WHAT THE TASK ASKS -> Find the word "translation" below. Copy each line that has it.

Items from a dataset

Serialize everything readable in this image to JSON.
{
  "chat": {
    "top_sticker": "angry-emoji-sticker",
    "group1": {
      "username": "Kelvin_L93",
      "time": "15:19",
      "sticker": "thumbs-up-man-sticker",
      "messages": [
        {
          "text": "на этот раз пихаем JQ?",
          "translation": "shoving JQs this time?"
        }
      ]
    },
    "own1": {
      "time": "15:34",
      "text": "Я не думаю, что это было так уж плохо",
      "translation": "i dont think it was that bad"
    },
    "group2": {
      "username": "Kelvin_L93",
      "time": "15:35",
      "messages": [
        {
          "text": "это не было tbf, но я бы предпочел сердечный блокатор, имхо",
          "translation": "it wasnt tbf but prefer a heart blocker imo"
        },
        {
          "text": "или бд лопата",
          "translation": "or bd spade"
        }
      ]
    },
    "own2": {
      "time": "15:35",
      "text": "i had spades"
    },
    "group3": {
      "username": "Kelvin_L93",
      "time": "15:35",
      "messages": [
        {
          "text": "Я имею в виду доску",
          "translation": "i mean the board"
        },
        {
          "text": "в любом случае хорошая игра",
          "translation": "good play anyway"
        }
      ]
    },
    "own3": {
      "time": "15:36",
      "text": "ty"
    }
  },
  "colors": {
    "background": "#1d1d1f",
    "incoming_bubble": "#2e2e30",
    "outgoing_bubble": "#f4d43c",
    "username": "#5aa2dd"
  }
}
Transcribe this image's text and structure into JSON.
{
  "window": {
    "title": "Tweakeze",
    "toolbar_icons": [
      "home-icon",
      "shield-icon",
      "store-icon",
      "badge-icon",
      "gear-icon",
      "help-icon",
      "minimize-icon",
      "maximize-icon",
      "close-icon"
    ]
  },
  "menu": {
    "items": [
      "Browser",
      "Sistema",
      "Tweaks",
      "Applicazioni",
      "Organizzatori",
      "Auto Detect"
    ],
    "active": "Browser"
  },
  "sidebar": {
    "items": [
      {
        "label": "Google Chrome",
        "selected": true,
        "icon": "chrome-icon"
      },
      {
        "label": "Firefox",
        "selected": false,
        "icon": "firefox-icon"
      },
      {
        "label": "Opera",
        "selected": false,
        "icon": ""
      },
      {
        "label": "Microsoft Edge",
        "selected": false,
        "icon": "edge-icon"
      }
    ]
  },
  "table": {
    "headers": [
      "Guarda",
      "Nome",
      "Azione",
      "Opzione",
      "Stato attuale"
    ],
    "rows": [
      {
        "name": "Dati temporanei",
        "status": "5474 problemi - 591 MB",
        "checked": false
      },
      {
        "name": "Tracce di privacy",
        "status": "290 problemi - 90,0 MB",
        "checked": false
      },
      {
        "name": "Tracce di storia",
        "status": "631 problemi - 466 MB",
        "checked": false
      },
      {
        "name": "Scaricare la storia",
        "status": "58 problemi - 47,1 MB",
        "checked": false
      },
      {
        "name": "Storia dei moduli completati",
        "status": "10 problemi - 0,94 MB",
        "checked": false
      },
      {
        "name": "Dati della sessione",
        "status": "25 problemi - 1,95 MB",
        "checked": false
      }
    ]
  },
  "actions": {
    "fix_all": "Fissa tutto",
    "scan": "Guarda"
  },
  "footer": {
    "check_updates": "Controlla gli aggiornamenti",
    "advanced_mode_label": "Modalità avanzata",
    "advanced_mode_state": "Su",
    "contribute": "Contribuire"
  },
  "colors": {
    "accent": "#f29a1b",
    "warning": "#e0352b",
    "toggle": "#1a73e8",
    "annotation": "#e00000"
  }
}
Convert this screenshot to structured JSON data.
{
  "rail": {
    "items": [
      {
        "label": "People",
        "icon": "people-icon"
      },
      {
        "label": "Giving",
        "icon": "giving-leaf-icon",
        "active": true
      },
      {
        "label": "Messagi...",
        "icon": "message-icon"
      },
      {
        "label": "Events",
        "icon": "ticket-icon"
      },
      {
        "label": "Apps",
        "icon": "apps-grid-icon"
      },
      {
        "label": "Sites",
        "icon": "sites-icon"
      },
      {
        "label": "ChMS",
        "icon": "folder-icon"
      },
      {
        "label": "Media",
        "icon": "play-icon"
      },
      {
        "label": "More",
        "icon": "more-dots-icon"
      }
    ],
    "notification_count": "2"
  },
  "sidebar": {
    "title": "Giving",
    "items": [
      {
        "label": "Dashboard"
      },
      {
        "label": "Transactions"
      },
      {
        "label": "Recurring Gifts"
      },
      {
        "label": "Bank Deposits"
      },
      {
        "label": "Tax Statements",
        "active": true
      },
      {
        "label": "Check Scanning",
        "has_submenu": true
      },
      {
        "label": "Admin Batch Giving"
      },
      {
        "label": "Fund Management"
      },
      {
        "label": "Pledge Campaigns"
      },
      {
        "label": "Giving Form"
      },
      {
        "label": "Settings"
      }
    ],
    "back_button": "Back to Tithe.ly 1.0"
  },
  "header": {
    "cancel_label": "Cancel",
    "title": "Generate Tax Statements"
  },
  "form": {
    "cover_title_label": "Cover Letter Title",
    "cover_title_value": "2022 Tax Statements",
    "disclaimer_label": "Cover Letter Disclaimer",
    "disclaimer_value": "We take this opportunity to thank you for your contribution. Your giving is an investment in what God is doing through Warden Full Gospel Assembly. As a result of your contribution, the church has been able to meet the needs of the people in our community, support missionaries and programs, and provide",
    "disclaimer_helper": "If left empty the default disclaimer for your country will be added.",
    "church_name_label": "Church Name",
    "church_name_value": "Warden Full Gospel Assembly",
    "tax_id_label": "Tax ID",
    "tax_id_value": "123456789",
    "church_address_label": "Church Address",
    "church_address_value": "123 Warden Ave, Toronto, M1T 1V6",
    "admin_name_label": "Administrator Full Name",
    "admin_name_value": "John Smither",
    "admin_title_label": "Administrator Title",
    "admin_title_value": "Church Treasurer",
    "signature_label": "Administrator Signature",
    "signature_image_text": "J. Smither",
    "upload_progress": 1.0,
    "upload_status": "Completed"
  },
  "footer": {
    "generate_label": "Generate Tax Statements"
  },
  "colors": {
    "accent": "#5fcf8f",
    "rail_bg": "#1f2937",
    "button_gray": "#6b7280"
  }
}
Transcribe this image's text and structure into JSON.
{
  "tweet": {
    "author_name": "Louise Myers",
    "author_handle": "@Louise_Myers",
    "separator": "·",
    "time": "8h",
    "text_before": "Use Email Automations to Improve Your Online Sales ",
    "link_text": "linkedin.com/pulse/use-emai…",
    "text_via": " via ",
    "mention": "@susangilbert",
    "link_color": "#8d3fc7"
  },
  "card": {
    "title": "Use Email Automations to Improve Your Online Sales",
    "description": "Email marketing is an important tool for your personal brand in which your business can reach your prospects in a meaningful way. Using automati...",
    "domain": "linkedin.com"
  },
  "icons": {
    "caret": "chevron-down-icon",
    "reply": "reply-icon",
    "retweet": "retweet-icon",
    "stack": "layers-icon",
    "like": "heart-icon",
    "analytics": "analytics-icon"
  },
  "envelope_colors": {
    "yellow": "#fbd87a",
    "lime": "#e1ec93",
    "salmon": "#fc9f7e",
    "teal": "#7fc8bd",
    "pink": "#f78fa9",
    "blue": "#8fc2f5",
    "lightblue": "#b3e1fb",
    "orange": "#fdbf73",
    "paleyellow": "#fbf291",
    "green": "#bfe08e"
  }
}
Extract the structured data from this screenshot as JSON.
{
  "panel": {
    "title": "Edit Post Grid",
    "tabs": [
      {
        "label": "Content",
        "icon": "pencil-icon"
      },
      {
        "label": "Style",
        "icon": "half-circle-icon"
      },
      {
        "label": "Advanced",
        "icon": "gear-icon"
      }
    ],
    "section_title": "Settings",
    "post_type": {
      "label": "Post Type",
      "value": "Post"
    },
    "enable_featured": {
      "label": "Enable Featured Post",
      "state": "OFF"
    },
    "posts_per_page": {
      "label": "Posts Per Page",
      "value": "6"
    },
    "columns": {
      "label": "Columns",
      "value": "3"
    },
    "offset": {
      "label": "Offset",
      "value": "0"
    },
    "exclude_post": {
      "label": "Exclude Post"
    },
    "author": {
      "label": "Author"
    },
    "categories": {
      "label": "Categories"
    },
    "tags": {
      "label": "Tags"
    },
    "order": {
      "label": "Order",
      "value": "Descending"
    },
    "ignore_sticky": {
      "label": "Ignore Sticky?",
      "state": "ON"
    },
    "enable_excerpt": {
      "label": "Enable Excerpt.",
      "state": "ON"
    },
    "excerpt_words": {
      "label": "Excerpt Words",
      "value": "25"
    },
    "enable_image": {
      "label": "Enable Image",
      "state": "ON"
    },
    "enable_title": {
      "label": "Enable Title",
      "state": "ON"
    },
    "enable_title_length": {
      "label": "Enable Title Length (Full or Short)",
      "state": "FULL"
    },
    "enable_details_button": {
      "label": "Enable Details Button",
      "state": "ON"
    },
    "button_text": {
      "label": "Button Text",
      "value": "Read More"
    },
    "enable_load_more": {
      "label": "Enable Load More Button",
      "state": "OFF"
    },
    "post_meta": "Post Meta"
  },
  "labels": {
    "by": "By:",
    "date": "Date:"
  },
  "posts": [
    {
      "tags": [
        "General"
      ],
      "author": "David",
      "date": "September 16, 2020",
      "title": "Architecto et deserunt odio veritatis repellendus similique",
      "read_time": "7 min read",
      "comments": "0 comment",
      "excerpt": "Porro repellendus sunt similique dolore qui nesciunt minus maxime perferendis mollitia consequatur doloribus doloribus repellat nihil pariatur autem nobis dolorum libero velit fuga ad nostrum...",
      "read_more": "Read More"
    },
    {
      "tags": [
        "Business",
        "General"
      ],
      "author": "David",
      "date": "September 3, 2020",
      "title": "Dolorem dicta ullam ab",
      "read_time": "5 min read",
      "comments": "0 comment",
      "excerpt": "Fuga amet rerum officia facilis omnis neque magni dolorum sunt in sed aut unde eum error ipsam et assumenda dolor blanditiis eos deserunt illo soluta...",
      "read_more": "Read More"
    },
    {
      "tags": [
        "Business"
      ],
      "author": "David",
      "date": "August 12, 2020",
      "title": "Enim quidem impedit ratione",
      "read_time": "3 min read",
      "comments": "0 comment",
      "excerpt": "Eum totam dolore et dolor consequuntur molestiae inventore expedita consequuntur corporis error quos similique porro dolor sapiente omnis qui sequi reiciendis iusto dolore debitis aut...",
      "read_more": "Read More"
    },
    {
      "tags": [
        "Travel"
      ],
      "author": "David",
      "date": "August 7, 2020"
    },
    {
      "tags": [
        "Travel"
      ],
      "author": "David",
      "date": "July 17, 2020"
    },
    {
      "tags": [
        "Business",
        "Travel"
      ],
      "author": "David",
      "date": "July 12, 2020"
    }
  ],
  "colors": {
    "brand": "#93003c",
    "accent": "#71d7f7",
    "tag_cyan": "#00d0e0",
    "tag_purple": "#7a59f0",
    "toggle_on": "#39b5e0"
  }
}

SOLUTION TO THE EXERCISE ->
          "translation": "shoving JQs this time?"
      "translation": "i dont think it was that bad"
          "translation": "it wasnt tbf but prefer a heart blocker imo"
          "translation": "or bd spade"
          "translation": "i mean the board"
          "translation": "good play anyway"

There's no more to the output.